Date of Graduation


Document Type


Degree Type



Statler College of Engineering and Mineral Resources


Chemical and Biomedical Engineering

Committee Chair

Cerasela Zoica Dinu

Committee Co-Chair

Linda Sargent

Committee Member

Yong Yang
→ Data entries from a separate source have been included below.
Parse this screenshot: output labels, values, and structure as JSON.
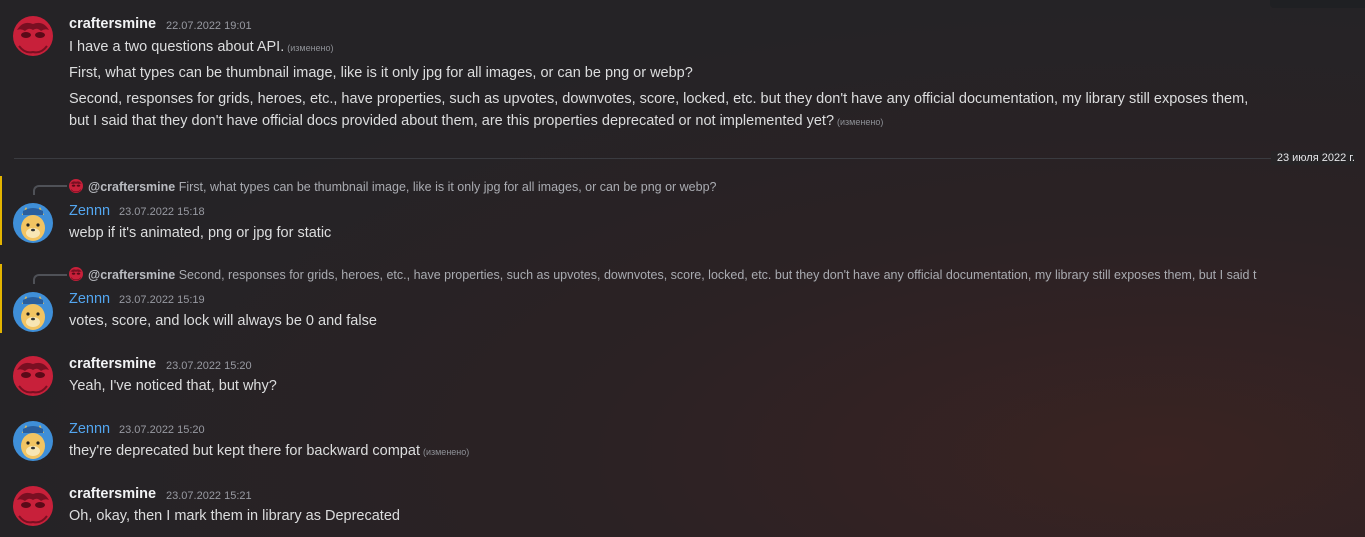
{
  "date_divider": "23 июля 2022 г.",
  "edited_label": "(изменено)",
  "messages": [
    {
      "author": "craftersmine",
      "time": "22.07.2022 19:01",
      "lines": [
        "I have a two questions about API.",
        "First, what types can be thumbnail image, like is it only jpg for all images, or can be png or webp?",
        "Second, responses for grids, heroes, etc., have properties, such as upvotes, downvotes, score, locked, etc. but they don't have any official documentation, my library still exposes them,",
        "but I said that they don't have official docs provided about them, are this properties deprecated or not implemented yet?"
      ]
    },
    {
      "reply_to": "@craftersmine",
      "reply_text": "First, what types can be thumbnail image, like is it only jpg for all images, or can be png or webp?",
      "author": "Zennn",
      "time": "23.07.2022 15:18",
      "lines": [
        "webp if it's animated, png or jpg for static"
      ]
    },
    {
      "reply_to": "@craftersmine",
      "reply_text": "Second, responses for grids, heroes, etc., have properties, such as upvotes, downvotes, score, locked, etc. but they don't have any official documentation, my library still exposes them, but I said t",
      "author": "Zennn",
      "time": "23.07.2022 15:19",
      "lines": [
        "votes, score, and lock will always be 0 and false"
      ]
    },
    {
      "author": "craftersmine",
      "time": "23.07.2022 15:20",
      "lines": [
        "Yeah, I've noticed that, but why?"
      ]
    },
    {
      "author": "Zennn",
      "time": "23.07.2022 15:20",
      "lines": [
        "they're deprecated but kept there for backward compat"
      ]
    },
    {
      "author": "craftersmine",
      "time": "23.07.2022 15:21",
      "lines": [
        "Oh, okay, then I mark them in library as Deprecated"
      ]
    }
  ],
  "colors": {
    "craftersmine_name": "#f2f3f5",
    "zennn_name": "#53a6f0",
    "mention_highlight": "#e3b400"
  }
}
As the applied use for carbon nanotubes (CNTs) increases across engineering and biomedical sectors, a clear understanding of the deleterious effects surrounding CNT-induced toxicity, namely genotoxicity, is required. Currently, the exact genotoxic mechanisms that surround CNT-induced mitotic disruption that result in aneuploidy are not completely understood. Thus, there is a need for clear mechanical models to be formulated. Herein a comprehensive overview of the nanotube toxicity is provided insisting on the aspects related to CNTs genotoxicity.;In Chapter 1, I am providing a review of the current research in the CNT-s induced toxicity. I start by defining these members of the fullerenes family and subsequently talk about their implementation in a variety of applications from interconnects to composite polymers, from electrodes to high temperature fillers, from bioimaging to biosensors, and finally in drug delivery. Next, I introduce aspects related to the CNT toxicity in vitro and in vivo, both in relation to the cytotoxicity and genotoxicity specifically focusing on what is currently known about CNT-induced genotoxicity and suggesting more research in the area of critical mitotic mediators i.e. the cytoskeletal filament, microtubules and their associate mitotic molecular motors, while also proposing an application for CNT use in targeted drug delivery, respective of molecular motor targets. Lastly, my Chapter focuses on the current research in CNTs-induced genotoxicity and proposes a more exact model of the aneuploidy that could take place upon cellular exposure. Such findings could lead to designing novel CNT-based platforms to improve chemotherapeutic efficiencies for targeted delivery and cancer therapeutics. However, this Chapter also points out that the goal for CNT use in cancer therapy will require convergence to minimize host cytotoxicity, while maximizing cancer cell genotoxicity.;In Chapter 2, I describe functionalized MWCNT-induced mitotic disturbances following in vitro exposure of BEAS-2B, human bronchial epithelial cells. I present distinctly different characterizations between the degree of MWCNT functionalization and how that affects the cellular response. Following cell treatment changes in the cell cycle have been observed, resulting in cell cycle arrest, that correlate with changes in mRNA expression of molecular motors, dynein and Eg5, resulting in a reduction of total protein expression in a time dependent manner. This study is the first to show MWCNT-induced disruptions of critical mitotic mediators, i.e. molecular motor proteins dynein and Eg5, and one of several studies that confirm clear disruptions in the cell cycle following exposure to functionalized MWCNTs, thereby providing a viable mechanical model for the CNT-induced genotoxicity.